Task to carry out - Write out each line exactly, starting with the one containing "Extract the structured" and stopping after the last line of the listing below.

Information given -
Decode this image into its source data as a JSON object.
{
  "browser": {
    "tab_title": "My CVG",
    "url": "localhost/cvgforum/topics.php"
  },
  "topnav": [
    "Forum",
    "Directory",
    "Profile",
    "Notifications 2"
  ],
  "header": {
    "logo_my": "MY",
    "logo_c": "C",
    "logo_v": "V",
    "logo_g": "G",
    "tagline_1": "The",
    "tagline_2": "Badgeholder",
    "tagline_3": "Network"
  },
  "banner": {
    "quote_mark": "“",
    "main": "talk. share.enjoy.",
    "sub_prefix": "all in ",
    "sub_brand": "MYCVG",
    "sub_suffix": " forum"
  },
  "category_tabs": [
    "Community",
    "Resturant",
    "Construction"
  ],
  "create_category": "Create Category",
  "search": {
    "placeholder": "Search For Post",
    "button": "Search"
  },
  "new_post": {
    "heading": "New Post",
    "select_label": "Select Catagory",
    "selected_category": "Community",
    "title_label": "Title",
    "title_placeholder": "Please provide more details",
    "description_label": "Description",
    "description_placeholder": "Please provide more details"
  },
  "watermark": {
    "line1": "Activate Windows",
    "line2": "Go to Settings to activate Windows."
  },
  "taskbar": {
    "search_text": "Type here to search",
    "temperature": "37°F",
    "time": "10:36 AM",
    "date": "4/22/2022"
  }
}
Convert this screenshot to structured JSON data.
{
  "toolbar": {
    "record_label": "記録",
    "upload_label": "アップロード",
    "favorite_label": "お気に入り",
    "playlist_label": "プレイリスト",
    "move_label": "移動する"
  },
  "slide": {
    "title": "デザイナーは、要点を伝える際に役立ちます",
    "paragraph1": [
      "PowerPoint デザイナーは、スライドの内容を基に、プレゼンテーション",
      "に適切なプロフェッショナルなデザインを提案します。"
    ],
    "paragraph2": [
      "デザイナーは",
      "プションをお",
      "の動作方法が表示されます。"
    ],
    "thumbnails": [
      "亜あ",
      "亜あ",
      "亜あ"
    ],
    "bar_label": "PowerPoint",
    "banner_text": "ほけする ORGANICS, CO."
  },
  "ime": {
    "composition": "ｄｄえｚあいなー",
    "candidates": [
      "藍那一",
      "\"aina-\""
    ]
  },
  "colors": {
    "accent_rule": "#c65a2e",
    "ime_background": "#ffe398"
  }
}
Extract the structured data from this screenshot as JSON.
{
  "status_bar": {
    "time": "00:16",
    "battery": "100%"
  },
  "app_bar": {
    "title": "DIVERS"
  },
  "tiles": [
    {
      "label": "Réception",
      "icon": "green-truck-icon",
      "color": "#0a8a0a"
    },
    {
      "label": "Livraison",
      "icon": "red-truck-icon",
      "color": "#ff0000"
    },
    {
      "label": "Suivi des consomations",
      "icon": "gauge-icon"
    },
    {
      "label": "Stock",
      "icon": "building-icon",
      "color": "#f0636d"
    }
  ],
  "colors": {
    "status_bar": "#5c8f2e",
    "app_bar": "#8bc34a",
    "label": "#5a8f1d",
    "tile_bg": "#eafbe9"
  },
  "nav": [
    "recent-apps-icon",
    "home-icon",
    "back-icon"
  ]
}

Expected answer -
Extract the structured data from this screenshot as JSON.
{
  "status_bar": {
    "time": "00:16",
    "battery": "100%"
  },
  "app_bar": {
    "title": "DIVERS"
  },
  "tiles": [
    {
      "label": "Réception",
      "icon": "green-truck-icon",
      "color": "#0a8a0a"
    },
    {
      "label": "Livraison",
      "icon": "red-truck-icon",
      "color": "#ff0000"
    },
    {
      "label": "Suivi des consomations",
      "icon": "gauge-icon"
    },
    {
      "label": "Stock",
      "icon": "building-icon",
      "color": "#f0636d"
    }
  ],
  "colors": {
    "status_bar": "#5c8f2e",
    "app_bar": "#8bc34a",
    "label": "#5a8f1d",
    "tile_bg": "#eafbe9"
  },
  "nav": [
    "recent-apps-icon",
    "home-icon",
    "back-icon"
  ]
}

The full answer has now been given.